Dataset entries:
********
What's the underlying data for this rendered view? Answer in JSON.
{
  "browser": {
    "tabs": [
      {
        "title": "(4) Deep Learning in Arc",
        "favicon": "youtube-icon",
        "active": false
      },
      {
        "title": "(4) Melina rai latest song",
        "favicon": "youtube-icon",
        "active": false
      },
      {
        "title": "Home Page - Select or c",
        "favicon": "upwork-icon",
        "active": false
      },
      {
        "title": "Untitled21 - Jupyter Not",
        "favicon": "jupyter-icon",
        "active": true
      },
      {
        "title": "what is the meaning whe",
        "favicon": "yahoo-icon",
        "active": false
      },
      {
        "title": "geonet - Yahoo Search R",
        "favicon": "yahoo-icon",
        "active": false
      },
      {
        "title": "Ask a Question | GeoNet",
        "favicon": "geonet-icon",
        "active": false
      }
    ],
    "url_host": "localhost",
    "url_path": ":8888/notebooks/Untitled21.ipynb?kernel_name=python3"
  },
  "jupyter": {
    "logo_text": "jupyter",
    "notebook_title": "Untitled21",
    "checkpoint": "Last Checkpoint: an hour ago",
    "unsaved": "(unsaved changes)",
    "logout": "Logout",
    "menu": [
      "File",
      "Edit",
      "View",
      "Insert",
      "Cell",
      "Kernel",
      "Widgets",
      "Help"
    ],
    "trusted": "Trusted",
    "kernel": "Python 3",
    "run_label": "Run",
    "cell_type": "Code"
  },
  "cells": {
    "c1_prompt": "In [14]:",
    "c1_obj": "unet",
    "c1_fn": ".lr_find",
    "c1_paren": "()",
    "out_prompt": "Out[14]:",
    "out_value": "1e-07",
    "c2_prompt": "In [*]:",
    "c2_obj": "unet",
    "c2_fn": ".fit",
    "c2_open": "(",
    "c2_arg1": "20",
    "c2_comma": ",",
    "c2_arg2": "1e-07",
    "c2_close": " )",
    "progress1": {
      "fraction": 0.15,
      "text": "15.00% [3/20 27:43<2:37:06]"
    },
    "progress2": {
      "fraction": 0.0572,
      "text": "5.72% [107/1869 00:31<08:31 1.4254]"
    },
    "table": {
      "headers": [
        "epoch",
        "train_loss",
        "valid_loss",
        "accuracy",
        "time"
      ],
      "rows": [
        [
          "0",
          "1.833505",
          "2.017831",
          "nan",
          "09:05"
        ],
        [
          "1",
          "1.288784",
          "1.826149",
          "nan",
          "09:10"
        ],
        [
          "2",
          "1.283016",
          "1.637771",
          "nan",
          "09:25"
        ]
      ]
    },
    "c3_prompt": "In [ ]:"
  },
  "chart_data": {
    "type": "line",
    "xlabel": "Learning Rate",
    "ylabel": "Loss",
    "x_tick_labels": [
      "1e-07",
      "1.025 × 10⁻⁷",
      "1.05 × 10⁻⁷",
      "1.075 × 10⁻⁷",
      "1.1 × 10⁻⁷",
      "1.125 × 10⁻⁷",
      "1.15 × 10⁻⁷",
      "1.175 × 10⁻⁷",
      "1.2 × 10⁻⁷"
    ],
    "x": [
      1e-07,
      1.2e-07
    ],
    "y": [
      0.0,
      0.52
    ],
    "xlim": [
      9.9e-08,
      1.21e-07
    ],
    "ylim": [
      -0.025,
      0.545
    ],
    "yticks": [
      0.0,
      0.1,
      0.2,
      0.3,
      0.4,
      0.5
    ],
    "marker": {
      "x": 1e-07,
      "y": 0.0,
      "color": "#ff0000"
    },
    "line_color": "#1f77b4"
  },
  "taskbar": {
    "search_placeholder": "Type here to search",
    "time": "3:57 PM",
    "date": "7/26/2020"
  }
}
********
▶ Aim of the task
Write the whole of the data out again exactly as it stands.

▶ Solution to this task
What's the underlying data for this rendered view? Answer in JSON.
{
  "browser": {
    "tabs": [
      {
        "title": "(4) Deep Learning in Arc",
        "favicon": "youtube-icon",
        "active": false
      },
      {
        "title": "(4) Melina rai latest song",
        "favicon": "youtube-icon",
        "active": false
      },
      {
        "title": "Home Page - Select or c",
        "favicon": "upwork-icon",
        "active": false
      },
      {
        "title": "Untitled21 - Jupyter Not",
        "favicon": "jupyter-icon",
        "active": true
      },
      {
        "title": "what is the meaning whe",
        "favicon": "yahoo-icon",
        "active": false
      },
      {
        "title": "geonet - Yahoo Search R",
        "favicon": "yahoo-icon",
        "active": false
      },
      {
        "title": "Ask a Question | GeoNet",
        "favicon": "geonet-icon",
        "active": false
      }
    ],
    "url_host": "localhost",
    "url_path": ":8888/notebooks/Untitled21.ipynb?kernel_name=python3"
  },
  "jupyter": {
    "logo_text": "jupyter",
    "notebook_title": "Untitled21",
    "checkpoint": "Last Checkpoint: an hour ago",
    "unsaved": "(unsaved changes)",
    "logout": "Logout",
    "menu": [
      "File",
      "Edit",
      "View",
      "Insert",
      "Cell",
      "Kernel",
      "Widgets",
      "Help"
    ],
    "trusted": "Trusted",
    "kernel": "Python 3",
    "run_label": "Run",
    "cell_type": "Code"
  },
  "cells": {
    "c1_prompt": "In [14]:",
    "c1_obj": "unet",
    "c1_fn": ".lr_find",
    "c1_paren": "()",
    "out_prompt": "Out[14]:",
    "out_value": "1e-07",
    "c2_prompt": "In [*]:",
    "c2_obj": "unet",
    "c2_fn": ".fit",
    "c2_open": "(",
    "c2_arg1": "20",
    "c2_comma": ",",
    "c2_arg2": "1e-07",
    "c2_close": " )",
    "progress1": {
      "fraction": 0.15,
      "text": "15.00% [3/20 27:43<2:37:06]"
    },
    "progress2": {
      "fraction": 0.0572,
      "text": "5.72% [107/1869 00:31<08:31 1.4254]"
    },
    "table": {
      "headers": [
        "epoch",
        "train_loss",
        "valid_loss",
        "accuracy",
        "time"
      ],
      "rows": [
        [
          "0",
          "1.833505",
          "2.017831",
          "nan",
          "09:05"
        ],
        [
          "1",
          "1.288784",
          "1.826149",
          "nan",
          "09:10"
        ],
        [
          "2",
          "1.283016",
          "1.637771",
          "nan",
          "09:25"
        ]
      ]
    },
    "c3_prompt": "In [ ]:"
  },
  "chart_data": {
    "type": "line",
    "xlabel": "Learning Rate",
    "ylabel": "Loss",
    "x_tick_labels": [
      "1e-07",
      "1.025 × 10⁻⁷",
      "1.05 × 10⁻⁷",
      "1.075 × 10⁻⁷",
      "1.1 × 10⁻⁷",
      "1.125 × 10⁻⁷",
      "1.15 × 10⁻⁷",
      "1.175 × 10⁻⁷",
      "1.2 × 10⁻⁷"
    ],
    "x": [
      1e-07,
      1.2e-07
    ],
    "y": [
      0.0,
      0.52
    ],
    "xlim": [
      9.9e-08,
      1.21e-07
    ],
    "ylim": [
      -0.025,
      0.545
    ],
    "yticks": [
      0.0,
      0.1,
      0.2,
      0.3,
      0.4,
      0.5
    ],
    "marker": {
      "x": 1e-07,
      "y": 0.0,
      "color": "#ff0000"
    },
    "line_color": "#1f77b4"
  },
  "taskbar": {
    "search_placeholder": "Type here to search",
    "time": "3:57 PM",
    "date": "7/26/2020"
  }
}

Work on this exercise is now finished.